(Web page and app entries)
----

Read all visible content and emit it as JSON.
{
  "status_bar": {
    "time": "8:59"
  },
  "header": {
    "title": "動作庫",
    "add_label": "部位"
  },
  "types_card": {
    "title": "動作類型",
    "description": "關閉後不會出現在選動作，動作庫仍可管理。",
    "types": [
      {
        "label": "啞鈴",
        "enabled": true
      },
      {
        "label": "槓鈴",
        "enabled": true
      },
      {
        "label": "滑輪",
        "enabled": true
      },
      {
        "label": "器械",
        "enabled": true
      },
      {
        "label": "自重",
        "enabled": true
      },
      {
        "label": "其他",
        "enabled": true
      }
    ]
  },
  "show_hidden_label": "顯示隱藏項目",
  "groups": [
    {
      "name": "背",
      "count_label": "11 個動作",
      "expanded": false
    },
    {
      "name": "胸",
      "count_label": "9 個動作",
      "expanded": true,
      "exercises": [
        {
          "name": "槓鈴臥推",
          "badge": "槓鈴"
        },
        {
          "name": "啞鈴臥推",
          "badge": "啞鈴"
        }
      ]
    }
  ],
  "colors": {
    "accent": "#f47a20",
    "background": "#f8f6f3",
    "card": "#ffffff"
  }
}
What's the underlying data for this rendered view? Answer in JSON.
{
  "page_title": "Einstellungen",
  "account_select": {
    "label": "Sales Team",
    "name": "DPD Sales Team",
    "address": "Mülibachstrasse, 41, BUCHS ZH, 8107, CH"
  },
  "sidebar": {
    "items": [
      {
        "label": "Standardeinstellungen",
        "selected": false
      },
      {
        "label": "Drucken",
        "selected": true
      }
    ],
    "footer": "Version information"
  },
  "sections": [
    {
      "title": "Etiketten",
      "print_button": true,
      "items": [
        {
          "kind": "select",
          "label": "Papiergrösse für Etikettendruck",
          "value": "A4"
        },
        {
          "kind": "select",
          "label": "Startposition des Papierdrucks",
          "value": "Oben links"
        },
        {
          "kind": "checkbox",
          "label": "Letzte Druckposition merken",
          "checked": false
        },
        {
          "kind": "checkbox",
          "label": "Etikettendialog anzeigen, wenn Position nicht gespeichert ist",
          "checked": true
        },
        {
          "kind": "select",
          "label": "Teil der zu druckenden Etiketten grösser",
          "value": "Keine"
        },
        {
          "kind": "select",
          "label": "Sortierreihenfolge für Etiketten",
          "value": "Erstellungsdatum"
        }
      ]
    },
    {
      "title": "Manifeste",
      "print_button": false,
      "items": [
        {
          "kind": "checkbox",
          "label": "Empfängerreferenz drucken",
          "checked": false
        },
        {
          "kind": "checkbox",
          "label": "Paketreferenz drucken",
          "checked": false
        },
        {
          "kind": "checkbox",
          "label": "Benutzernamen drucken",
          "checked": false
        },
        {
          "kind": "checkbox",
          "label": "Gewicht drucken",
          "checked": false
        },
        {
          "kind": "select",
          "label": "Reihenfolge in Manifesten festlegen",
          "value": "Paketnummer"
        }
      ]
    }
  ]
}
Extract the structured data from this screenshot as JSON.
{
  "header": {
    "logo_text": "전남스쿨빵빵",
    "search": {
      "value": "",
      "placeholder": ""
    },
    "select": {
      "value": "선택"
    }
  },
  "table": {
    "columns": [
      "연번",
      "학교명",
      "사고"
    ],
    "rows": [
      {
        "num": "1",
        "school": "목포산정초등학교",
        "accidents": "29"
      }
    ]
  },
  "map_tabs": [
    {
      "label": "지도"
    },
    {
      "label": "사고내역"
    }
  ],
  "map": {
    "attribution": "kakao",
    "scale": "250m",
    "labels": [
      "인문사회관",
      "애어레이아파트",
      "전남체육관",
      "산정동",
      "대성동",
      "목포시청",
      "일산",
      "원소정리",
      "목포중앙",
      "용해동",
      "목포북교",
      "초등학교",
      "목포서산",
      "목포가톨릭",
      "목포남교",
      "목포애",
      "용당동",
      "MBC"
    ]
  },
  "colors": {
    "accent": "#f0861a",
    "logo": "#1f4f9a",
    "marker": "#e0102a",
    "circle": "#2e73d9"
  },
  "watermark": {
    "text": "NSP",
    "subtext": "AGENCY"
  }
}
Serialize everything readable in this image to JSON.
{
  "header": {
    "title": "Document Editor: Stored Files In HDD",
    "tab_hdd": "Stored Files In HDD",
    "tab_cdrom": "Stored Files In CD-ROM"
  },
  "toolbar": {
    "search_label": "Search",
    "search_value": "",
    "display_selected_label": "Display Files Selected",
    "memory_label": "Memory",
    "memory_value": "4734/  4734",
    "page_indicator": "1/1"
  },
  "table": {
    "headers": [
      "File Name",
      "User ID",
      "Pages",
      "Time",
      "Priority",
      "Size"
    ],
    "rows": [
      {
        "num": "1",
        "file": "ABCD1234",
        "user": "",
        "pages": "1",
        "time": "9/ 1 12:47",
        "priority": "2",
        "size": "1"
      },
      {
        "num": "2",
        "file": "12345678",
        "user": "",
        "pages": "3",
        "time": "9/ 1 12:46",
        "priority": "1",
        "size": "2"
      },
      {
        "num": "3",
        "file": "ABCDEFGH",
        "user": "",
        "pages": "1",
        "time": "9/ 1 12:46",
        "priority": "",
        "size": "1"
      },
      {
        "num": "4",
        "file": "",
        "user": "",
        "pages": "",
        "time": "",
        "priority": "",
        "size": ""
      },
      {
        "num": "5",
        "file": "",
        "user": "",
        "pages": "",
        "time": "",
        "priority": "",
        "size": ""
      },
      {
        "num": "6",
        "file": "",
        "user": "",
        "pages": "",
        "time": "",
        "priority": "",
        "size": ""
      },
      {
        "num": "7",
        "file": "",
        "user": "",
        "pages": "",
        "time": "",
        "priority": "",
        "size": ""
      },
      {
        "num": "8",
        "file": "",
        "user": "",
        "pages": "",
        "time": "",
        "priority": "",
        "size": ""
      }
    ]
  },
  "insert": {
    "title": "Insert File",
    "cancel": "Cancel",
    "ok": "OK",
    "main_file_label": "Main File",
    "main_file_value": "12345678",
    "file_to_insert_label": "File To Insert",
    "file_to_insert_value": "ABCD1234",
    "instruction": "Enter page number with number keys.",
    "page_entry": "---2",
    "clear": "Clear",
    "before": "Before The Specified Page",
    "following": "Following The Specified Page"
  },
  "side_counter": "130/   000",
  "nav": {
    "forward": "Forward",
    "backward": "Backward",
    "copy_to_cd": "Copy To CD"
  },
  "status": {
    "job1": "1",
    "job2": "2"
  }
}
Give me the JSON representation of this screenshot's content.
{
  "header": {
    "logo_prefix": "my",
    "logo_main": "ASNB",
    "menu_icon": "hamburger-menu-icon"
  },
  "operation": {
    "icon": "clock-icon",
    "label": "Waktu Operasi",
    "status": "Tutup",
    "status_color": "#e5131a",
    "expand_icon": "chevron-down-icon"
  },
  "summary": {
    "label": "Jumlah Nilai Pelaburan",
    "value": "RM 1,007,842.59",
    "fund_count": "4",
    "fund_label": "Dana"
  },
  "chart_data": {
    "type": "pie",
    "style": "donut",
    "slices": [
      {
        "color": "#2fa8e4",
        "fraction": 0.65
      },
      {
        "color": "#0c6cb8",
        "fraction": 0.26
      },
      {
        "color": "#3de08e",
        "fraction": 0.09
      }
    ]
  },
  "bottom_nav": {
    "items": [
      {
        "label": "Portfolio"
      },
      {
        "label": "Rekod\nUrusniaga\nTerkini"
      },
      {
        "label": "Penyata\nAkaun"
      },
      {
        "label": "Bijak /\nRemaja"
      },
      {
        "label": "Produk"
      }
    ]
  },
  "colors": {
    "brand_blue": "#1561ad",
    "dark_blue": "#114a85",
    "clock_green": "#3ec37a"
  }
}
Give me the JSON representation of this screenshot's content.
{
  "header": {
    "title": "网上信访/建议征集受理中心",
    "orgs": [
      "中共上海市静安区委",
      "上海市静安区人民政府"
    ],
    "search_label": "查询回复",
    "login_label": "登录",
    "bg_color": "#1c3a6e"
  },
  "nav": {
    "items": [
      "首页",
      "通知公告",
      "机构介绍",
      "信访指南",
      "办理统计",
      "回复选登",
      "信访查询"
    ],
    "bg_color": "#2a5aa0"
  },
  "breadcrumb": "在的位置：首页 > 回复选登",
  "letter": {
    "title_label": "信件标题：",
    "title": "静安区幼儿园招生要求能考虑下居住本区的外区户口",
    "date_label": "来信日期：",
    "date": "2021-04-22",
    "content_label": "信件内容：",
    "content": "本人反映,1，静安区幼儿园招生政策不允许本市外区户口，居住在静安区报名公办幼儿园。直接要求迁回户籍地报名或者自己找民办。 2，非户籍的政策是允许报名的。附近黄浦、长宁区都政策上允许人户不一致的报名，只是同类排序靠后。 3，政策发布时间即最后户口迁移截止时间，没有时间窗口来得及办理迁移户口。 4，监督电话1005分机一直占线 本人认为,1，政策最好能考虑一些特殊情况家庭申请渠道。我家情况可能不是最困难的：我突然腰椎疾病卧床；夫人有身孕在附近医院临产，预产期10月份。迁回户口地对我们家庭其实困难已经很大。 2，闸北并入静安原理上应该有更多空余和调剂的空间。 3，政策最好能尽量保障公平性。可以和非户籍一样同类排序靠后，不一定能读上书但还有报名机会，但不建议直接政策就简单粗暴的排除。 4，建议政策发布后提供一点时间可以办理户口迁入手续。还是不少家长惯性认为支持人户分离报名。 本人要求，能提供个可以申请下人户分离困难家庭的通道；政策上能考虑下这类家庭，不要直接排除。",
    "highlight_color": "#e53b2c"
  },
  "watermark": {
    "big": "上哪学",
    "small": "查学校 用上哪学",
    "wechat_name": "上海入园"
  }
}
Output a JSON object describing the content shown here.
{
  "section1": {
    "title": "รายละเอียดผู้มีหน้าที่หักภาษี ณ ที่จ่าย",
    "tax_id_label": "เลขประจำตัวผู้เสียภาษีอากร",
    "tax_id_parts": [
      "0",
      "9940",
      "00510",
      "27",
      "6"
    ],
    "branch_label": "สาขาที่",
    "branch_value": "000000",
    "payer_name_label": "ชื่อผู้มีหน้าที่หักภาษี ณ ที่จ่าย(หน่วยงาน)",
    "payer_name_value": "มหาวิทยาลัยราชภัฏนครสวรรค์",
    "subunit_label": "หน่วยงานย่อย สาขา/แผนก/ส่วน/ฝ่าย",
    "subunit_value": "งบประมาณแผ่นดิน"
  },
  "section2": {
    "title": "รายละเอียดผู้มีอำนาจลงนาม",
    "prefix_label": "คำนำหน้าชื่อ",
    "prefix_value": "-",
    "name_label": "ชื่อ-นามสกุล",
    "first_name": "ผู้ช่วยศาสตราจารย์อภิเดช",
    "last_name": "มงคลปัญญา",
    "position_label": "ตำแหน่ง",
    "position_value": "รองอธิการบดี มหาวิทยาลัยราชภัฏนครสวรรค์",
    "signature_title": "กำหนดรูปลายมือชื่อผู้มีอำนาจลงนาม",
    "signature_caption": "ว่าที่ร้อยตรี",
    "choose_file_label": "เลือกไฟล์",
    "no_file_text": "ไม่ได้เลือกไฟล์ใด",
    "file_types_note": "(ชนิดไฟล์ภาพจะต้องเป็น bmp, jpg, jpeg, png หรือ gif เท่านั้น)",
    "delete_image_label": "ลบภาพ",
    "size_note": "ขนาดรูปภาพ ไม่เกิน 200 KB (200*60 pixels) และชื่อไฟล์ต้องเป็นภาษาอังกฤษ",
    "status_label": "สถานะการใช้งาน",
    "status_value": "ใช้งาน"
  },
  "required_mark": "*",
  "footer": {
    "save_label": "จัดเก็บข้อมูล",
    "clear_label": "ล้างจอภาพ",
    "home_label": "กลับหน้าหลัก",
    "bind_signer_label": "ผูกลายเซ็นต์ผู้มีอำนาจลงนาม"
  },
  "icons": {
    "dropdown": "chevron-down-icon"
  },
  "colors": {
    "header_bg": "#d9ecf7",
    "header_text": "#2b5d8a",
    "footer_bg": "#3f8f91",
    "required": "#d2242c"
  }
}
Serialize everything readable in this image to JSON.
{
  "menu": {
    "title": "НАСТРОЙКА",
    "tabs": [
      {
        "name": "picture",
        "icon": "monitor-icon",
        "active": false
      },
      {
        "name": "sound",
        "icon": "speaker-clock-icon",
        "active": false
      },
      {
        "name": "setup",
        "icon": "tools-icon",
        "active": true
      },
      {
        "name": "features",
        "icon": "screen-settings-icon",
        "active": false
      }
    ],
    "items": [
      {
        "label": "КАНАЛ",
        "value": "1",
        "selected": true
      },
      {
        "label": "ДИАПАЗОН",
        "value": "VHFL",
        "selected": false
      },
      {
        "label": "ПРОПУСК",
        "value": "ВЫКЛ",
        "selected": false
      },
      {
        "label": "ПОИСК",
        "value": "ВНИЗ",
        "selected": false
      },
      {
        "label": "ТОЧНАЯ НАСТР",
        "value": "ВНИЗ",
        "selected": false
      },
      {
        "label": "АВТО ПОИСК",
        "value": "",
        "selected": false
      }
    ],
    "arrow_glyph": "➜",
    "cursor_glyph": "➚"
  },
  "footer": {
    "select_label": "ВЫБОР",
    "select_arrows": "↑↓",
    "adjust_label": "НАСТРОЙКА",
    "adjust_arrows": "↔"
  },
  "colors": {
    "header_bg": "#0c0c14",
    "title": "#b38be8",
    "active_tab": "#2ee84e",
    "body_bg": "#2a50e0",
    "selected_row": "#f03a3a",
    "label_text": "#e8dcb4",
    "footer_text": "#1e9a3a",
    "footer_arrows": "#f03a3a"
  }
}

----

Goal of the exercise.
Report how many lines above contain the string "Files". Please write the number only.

Response below.
4